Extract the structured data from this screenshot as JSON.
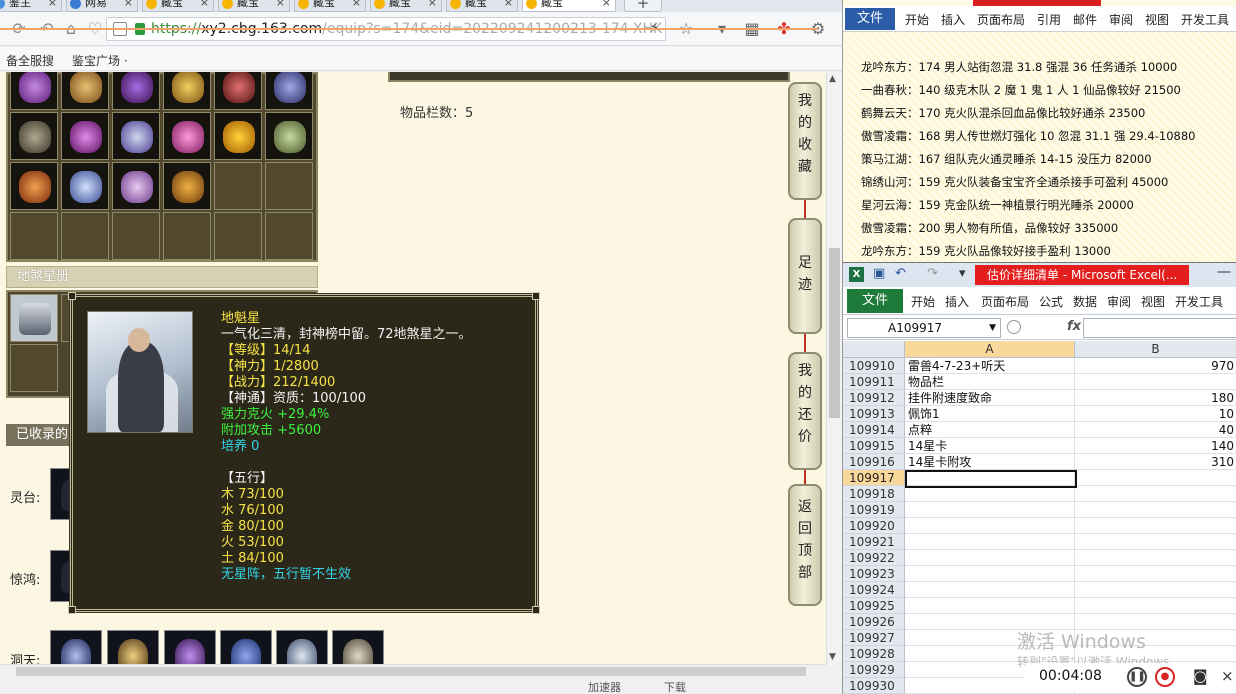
{
  "browser": {
    "tabs": [
      {
        "label": "鉴主"
      },
      {
        "label": "网易"
      },
      {
        "label": "藏宝"
      },
      {
        "label": "藏宝"
      },
      {
        "label": "藏宝"
      },
      {
        "label": "藏宝"
      },
      {
        "label": "藏宝"
      },
      {
        "label": "藏宝"
      }
    ],
    "newtab_label": "+",
    "url_scheme": "https://",
    "url_host": "xy2.cbg.163.com",
    "url_path": "/equip?s=174&eid=202209241200213-174-XHK",
    "bookmarks": [
      "备全服搜",
      "鉴宝广场 ·"
    ],
    "status": {
      "accelerator": "加速器",
      "download": "下载"
    }
  },
  "page": {
    "item_count_label": "物品栏数：5",
    "star_section_title": "地煞星册",
    "collected_title": "已收录的",
    "rows": [
      {
        "label": "灵台:"
      },
      {
        "label": "惊鸿:"
      },
      {
        "label": "洞天:"
      }
    ],
    "side_buttons": [
      {
        "label": "我的收藏"
      },
      {
        "label": "足迹"
      },
      {
        "label": "我的还价"
      },
      {
        "label": "返回顶部"
      }
    ]
  },
  "tooltip": {
    "name": "地魁星",
    "desc": "一气化三清，封神榜中留。72地煞星之一。",
    "level": "【等级】14/14",
    "shenli": "【神力】1/2800",
    "zhanli": "【战力】212/1400",
    "shentong": "【神通】资质：100/100",
    "stat1": "强力克火 +29.4%",
    "stat2": "附加攻击 +5600",
    "peiyang": "培养 0",
    "wuxing_title": "【五行】",
    "wuxing": [
      "木 73/100",
      "水 76/100",
      "金 80/100",
      "火 53/100",
      "土 84/100"
    ],
    "footer": "无星阵，五行暂不生效"
  },
  "word": {
    "file_tab": "文件",
    "menu": [
      "开始",
      "插入",
      "页面布局",
      "引用",
      "邮件",
      "审阅",
      "视图",
      "开发工具"
    ],
    "lines": [
      "龙吟东方：174 男人站街忽混 31.8 强混 36 任务通杀 10000",
      "一曲春秋：140 级克木队 2 魔 1 鬼 1 人 1 仙品像较好 21500",
      "鹤舞云天：170 克火队混杀回血品像比较好通杀 23500",
      "傲雪凌霜：168 男人传世燃灯强化 10 忽混 31.1 强 29.4-10880",
      "策马江湖：167 组队克火通灵睡杀 14-15 没压力 82000",
      "锦绣山河：159 克火队装备宝宝齐全通杀接手可盈利 45000",
      "星河云海：159 克金队统一神植景行明光睡杀 20000",
      "傲雪凌霜：200 男人物有所值，品像较好 335000",
      "龙吟东方：159 克火队品像较好接手盈利 13000"
    ]
  },
  "excel": {
    "title": "估价详细清单 - Microsoft Excel(...",
    "file_tab": "文件",
    "menu": [
      "开始",
      "插入",
      "页面布局",
      "公式",
      "数据",
      "审阅",
      "视图",
      "开发工具"
    ],
    "namebox": "A109917",
    "fx": "fx",
    "col_a": "A",
    "col_b": "B",
    "rows": [
      {
        "n": "109910",
        "a": "雷兽4-7-23+听天",
        "b": "970"
      },
      {
        "n": "109911",
        "a": "物品栏",
        "b": ""
      },
      {
        "n": "109912",
        "a": "挂件附速度致命",
        "b": "180"
      },
      {
        "n": "109913",
        "a": "佩饰1",
        "b": "10"
      },
      {
        "n": "109914",
        "a": "点粹",
        "b": "40"
      },
      {
        "n": "109915",
        "a": "14星卡",
        "b": "140"
      },
      {
        "n": "109916",
        "a": "14星卡附攻",
        "b": "310"
      },
      {
        "n": "109917",
        "a": "",
        "b": ""
      },
      {
        "n": "109918",
        "a": "",
        "b": ""
      },
      {
        "n": "109919",
        "a": "",
        "b": ""
      },
      {
        "n": "109920",
        "a": "",
        "b": ""
      },
      {
        "n": "109921",
        "a": "",
        "b": ""
      },
      {
        "n": "109922",
        "a": "",
        "b": ""
      },
      {
        "n": "109923",
        "a": "",
        "b": ""
      },
      {
        "n": "109924",
        "a": "",
        "b": ""
      },
      {
        "n": "109925",
        "a": "",
        "b": ""
      },
      {
        "n": "109926",
        "a": "",
        "b": ""
      },
      {
        "n": "109927",
        "a": "",
        "b": ""
      },
      {
        "n": "109928",
        "a": "",
        "b": ""
      },
      {
        "n": "109929",
        "a": "",
        "b": ""
      },
      {
        "n": "109930",
        "a": "",
        "b": ""
      }
    ],
    "watermark": "激活 Windows",
    "watermark_sub": "转到\"设置\"以激活 Windows。",
    "recorder_time": "00:04:08"
  }
}
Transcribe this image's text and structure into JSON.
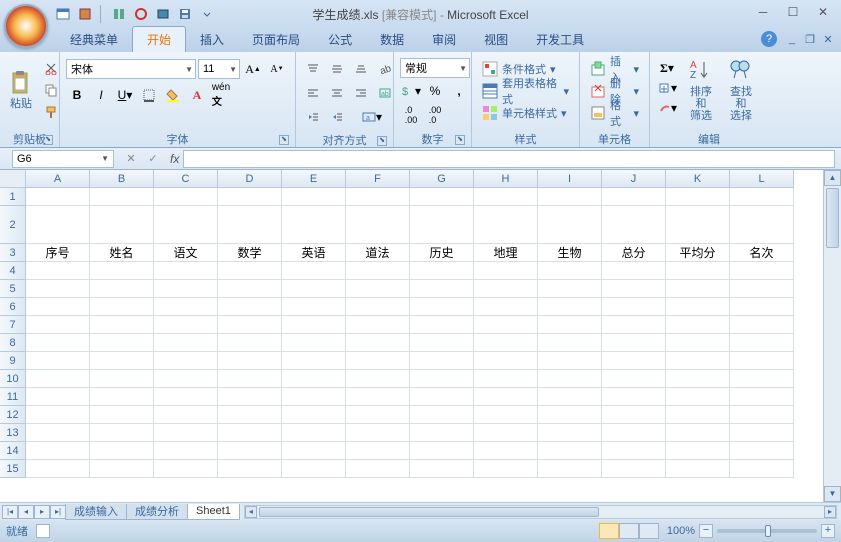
{
  "title": {
    "doc": "学生成绩.xls",
    "mode": "[兼容模式]",
    "app": "Microsoft Excel"
  },
  "tabs": [
    "经典菜单",
    "开始",
    "插入",
    "页面布局",
    "公式",
    "数据",
    "审阅",
    "视图",
    "开发工具"
  ],
  "tabs_active": 1,
  "ribbon": {
    "clipboard": {
      "paste": "粘贴",
      "label": "剪贴板"
    },
    "font": {
      "name": "宋体",
      "size": "11",
      "label": "字体"
    },
    "align": {
      "label": "对齐方式"
    },
    "number": {
      "format": "常规",
      "label": "数字"
    },
    "styles": {
      "cond": "条件格式",
      "table": "套用表格格式",
      "cell": "单元格样式",
      "label": "样式"
    },
    "cells": {
      "insert": "插入",
      "delete": "删除",
      "format": "格式",
      "label": "单元格"
    },
    "editing": {
      "sort": "排序和\n筛选",
      "find": "查找和\n选择",
      "label": "编辑"
    }
  },
  "namebox": "G6",
  "columns": [
    "A",
    "B",
    "C",
    "D",
    "E",
    "F",
    "G",
    "H",
    "I",
    "J",
    "K",
    "L"
  ],
  "rows": [
    "1",
    "2",
    "3",
    "4",
    "5",
    "6",
    "7",
    "8",
    "9",
    "10",
    "11",
    "12",
    "13",
    "14",
    "15"
  ],
  "row2_tall": true,
  "data_row3": [
    "序号",
    "姓名",
    "语文",
    "数学",
    "英语",
    "道法",
    "历史",
    "地理",
    "生物",
    "总分",
    "平均分",
    "名次"
  ],
  "sheets": [
    "成绩输入",
    "成绩分析",
    "Sheet1"
  ],
  "active_sheet": 2,
  "status": "就绪",
  "zoom": "100%"
}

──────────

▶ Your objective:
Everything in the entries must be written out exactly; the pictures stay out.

▶ Written solution:
Extract the structured data from this screenshot as JSON.
{
  "browser": {
    "tabs": [
      {
        "label": "鉴主"
      },
      {
        "label": "网易"
      },
      {
        "label": "藏宝"
      },
      {
        "label": "藏宝"
      },
      {
        "label": "藏宝"
      },
      {
        "label": "藏宝"
      },
      {
        "label": "藏宝"
      },
      {
        "label": "藏宝"
      }
    ],
    "newtab_label": "+",
    "url_scheme": "https://",
    "url_host": "xy2.cbg.163.com",
    "url_path": "/equip?s=174&eid=202209241200213-174-XHK",
    "bookmarks": [
      "备全服搜",
      "鉴宝广场 ·"
    ],
    "status": {
      "accelerator": "加速器",
      "download": "下载"
    }
  },
  "page": {
    "item_count_label": "物品栏数：5",
    "star_section_title": "地煞星册",
    "collected_title": "已收录的",
    "rows": [
      {
        "label": "灵台:"
      },
      {
        "label": "惊鸿:"
      },
      {
        "label": "洞天:"
      }
    ],
    "side_buttons": [
      {
        "label": "我的收藏"
      },
      {
        "label": "足迹"
      },
      {
        "label": "我的还价"
      },
      {
        "label": "返回顶部"
      }
    ]
  },
  "tooltip": {
    "name": "地魁星",
    "desc": "一气化三清，封神榜中留。72地煞星之一。",
    "level": "【等级】14/14",
    "shenli": "【神力】1/2800",
    "zhanli": "【战力】212/1400",
    "shentong": "【神通】资质：100/100",
    "stat1": "强力克火 +29.4%",
    "stat2": "附加攻击 +5600",
    "peiyang": "培养 0",
    "wuxing_title": "【五行】",
    "wuxing": [
      "木 73/100",
      "水 76/100",
      "金 80/100",
      "火 53/100",
      "土 84/100"
    ],
    "footer": "无星阵，五行暂不生效"
  },
  "word": {
    "file_tab": "文件",
    "menu": [
      "开始",
      "插入",
      "页面布局",
      "引用",
      "邮件",
      "审阅",
      "视图",
      "开发工具"
    ],
    "lines": [
      "龙吟东方：174 男人站街忽混 31.8 强混 36 任务通杀 10000",
      "一曲春秋：140 级克木队 2 魔 1 鬼 1 人 1 仙品像较好 21500",
      "鹤舞云天：170 克火队混杀回血品像比较好通杀 23500",
      "傲雪凌霜：168 男人传世燃灯强化 10 忽混 31.1 强 29.4-10880",
      "策马江湖：167 组队克火通灵睡杀 14-15 没压力 82000",
      "锦绣山河：159 克火队装备宝宝齐全通杀接手可盈利 45000",
      "星河云海：159 克金队统一神植景行明光睡杀 20000",
      "傲雪凌霜：200 男人物有所值，品像较好 335000",
      "龙吟东方：159 克火队品像较好接手盈利 13000"
    ]
  },
  "excel": {
    "title": "估价详细清单 - Microsoft Excel(...",
    "file_tab": "文件",
    "menu": [
      "开始",
      "插入",
      "页面布局",
      "公式",
      "数据",
      "审阅",
      "视图",
      "开发工具"
    ],
    "namebox": "A109917",
    "fx": "fx",
    "col_a": "A",
    "col_b": "B",
    "rows": [
      {
        "n": "109910",
        "a": "雷兽4-7-23+听天",
        "b": "970"
      },
      {
        "n": "109911",
        "a": "物品栏",
        "b": ""
      },
      {
        "n": "109912",
        "a": "挂件附速度致命",
        "b": "180"
      },
      {
        "n": "109913",
        "a": "佩饰1",
        "b": "10"
      },
      {
        "n": "109914",
        "a": "点粹",
        "b": "40"
      },
      {
        "n": "109915",
        "a": "14星卡",
        "b": "140"
      },
      {
        "n": "109916",
        "a": "14星卡附攻",
        "b": "310"
      },
      {
        "n": "109917",
        "a": "",
        "b": ""
      },
      {
        "n": "109918",
        "a": "",
        "b": ""
      },
      {
        "n": "109919",
        "a": "",
        "b": ""
      },
      {
        "n": "109920",
        "a": "",
        "b": ""
      },
      {
        "n": "109921",
        "a": "",
        "b": ""
      },
      {
        "n": "109922",
        "a": "",
        "b": ""
      },
      {
        "n": "109923",
        "a": "",
        "b": ""
      },
      {
        "n": "109924",
        "a": "",
        "b": ""
      },
      {
        "n": "109925",
        "a": "",
        "b": ""
      },
      {
        "n": "109926",
        "a": "",
        "b": ""
      },
      {
        "n": "109927",
        "a": "",
        "b": ""
      },
      {
        "n": "109928",
        "a": "",
        "b": ""
      },
      {
        "n": "109929",
        "a": "",
        "b": ""
      },
      {
        "n": "109930",
        "a": "",
        "b": ""
      }
    ],
    "watermark": "激活 Windows",
    "watermark_sub": "转到\"设置\"以激活 Windows。",
    "recorder_time": "00:04:08"
  }
}
Transcribe this image's text and structure into JSON.
{
  "title": {
    "doc": "学生成绩.xls",
    "mode": "[兼容模式]",
    "app": "Microsoft Excel"
  },
  "tabs": [
    "经典菜单",
    "开始",
    "插入",
    "页面布局",
    "公式",
    "数据",
    "审阅",
    "视图",
    "开发工具"
  ],
  "tabs_active": 1,
  "ribbon": {
    "clipboard": {
      "paste": "粘贴",
      "label": "剪贴板"
    },
    "font": {
      "name": "宋体",
      "size": "11",
      "label": "字体"
    },
    "align": {
      "label": "对齐方式"
    },
    "number": {
      "format": "常规",
      "label": "数字"
    },
    "styles": {
      "cond": "条件格式",
      "table": "套用表格格式",
      "cell": "单元格样式",
      "label": "样式"
    },
    "cells": {
      "insert": "插入",
      "delete": "删除",
      "format": "格式",
      "label": "单元格"
    },
    "editing": {
      "sort": "排序和\n筛选",
      "find": "查找和\n选择",
      "label": "编辑"
    }
  },
  "namebox": "G6",
  "columns": [
    "A",
    "B",
    "C",
    "D",
    "E",
    "F",
    "G",
    "H",
    "I",
    "J",
    "K",
    "L"
  ],
  "rows": [
    "1",
    "2",
    "3",
    "4",
    "5",
    "6",
    "7",
    "8",
    "9",
    "10",
    "11",
    "12",
    "13",
    "14",
    "15"
  ],
  "row2_tall": true,
  "data_row3": [
    "序号",
    "姓名",
    "语文",
    "数学",
    "英语",
    "道法",
    "历史",
    "地理",
    "生物",
    "总分",
    "平均分",
    "名次"
  ],
  "sheets": [
    "成绩输入",
    "成绩分析",
    "Sheet1"
  ],
  "active_sheet": 2,
  "status": "就绪",
  "zoom": "100%"
}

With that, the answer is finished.